I feel like this must be love. I don’t know what else you could possibly call it. She was a beautiful woman and I admire her stack of magazines next to the futon while she’s away. The name on the addresses is neither Susan nor Linda, but Todman. One name.

“I could read one of these to you,” I say when she gets back. There could be nothing more romantic than me reading to her while she rests her head in my lap, even with wet hair, and we smoke her cigarette.

But then she says, “Oh I’m through with that. Now I have this compulsion to have sex all the time. It helps a lot.”

I’m still sitting on the futon while she stands, telling me this.

“And, like, if you hadn’t come, I would have called the pizza guy.”

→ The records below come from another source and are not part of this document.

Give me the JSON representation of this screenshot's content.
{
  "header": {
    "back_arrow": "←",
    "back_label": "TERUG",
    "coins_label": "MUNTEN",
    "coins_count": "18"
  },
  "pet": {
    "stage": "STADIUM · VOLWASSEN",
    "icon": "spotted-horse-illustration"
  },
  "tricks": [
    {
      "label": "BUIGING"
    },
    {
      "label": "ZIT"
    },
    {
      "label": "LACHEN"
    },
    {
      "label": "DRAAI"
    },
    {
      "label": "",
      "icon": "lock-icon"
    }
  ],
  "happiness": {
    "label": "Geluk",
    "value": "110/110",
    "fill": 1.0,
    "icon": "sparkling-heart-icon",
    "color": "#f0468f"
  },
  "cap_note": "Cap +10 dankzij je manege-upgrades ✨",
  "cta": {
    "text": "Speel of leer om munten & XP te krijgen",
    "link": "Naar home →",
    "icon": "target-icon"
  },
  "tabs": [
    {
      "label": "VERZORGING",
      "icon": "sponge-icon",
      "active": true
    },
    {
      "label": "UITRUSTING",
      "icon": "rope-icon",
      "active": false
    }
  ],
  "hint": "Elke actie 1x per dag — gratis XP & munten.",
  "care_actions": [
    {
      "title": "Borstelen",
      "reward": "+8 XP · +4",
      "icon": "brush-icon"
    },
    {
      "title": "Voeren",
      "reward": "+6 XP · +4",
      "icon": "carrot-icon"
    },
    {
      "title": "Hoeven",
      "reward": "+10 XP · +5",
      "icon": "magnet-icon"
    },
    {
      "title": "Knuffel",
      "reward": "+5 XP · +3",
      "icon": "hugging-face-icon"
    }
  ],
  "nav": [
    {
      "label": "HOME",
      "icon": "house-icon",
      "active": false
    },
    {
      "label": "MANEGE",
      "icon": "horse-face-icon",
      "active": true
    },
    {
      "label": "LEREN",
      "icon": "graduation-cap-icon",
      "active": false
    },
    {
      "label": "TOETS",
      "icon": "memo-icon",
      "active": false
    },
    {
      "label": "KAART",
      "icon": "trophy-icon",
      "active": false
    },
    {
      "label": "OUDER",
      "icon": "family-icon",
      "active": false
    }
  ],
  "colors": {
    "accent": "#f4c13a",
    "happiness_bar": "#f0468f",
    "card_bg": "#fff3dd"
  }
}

I hold myself together long enough to make it to the van, but not inside the van. Because waiting for me outside the van is a group of clowns. Seven clowns. All fourteen eyes looking at me, and what do you know, I’ve left the gas pack in the van.

Gone from my mind is everything I’ve read on our website re: this scenario. I can think only of my dear mom kicking that one baby clown. And the color of her rage. Pink with misplaced hatred, a confusion. I go in fists clenched.

I pow one right in the kisser and my mind dislodges itself from my corporal body. It goes to the memory of me and mom and dad sharing pink cotton candy at the fair. The blue sky, our joy. Clear as day. My fists hit another clown and I’m back in our old mini van, the three of us singing the Bee Gees after my baseball game. I can hear my dad out of tune. I can feel my seat belt.

I plunk and plunk and plunk them all in their faces until it’s just me standing in the middle of the street with all these zonked-out clowns. And it’s over. I’m breathing heavy and I can taste blood on the inside of my bit lip. And there’s no image in my mind.  

 

 

Kevin Sterne is a writer and journalist based in Chicago. He writes about beer and music for Substream Magazine. He is also the editor of LeFawn Magazine. His work has appeared or will appear in Drunk Monkeys, Mash Tun Journal, Praxis Magazine, Down in the Dirt Magazine, Word Eater, and The Tangential among many others. Kevinattended Joliet Junior College. Find him on the dark web at kevinsterne.com, on Twitter @kevinsterne or down a pseudoscience rabbit hole.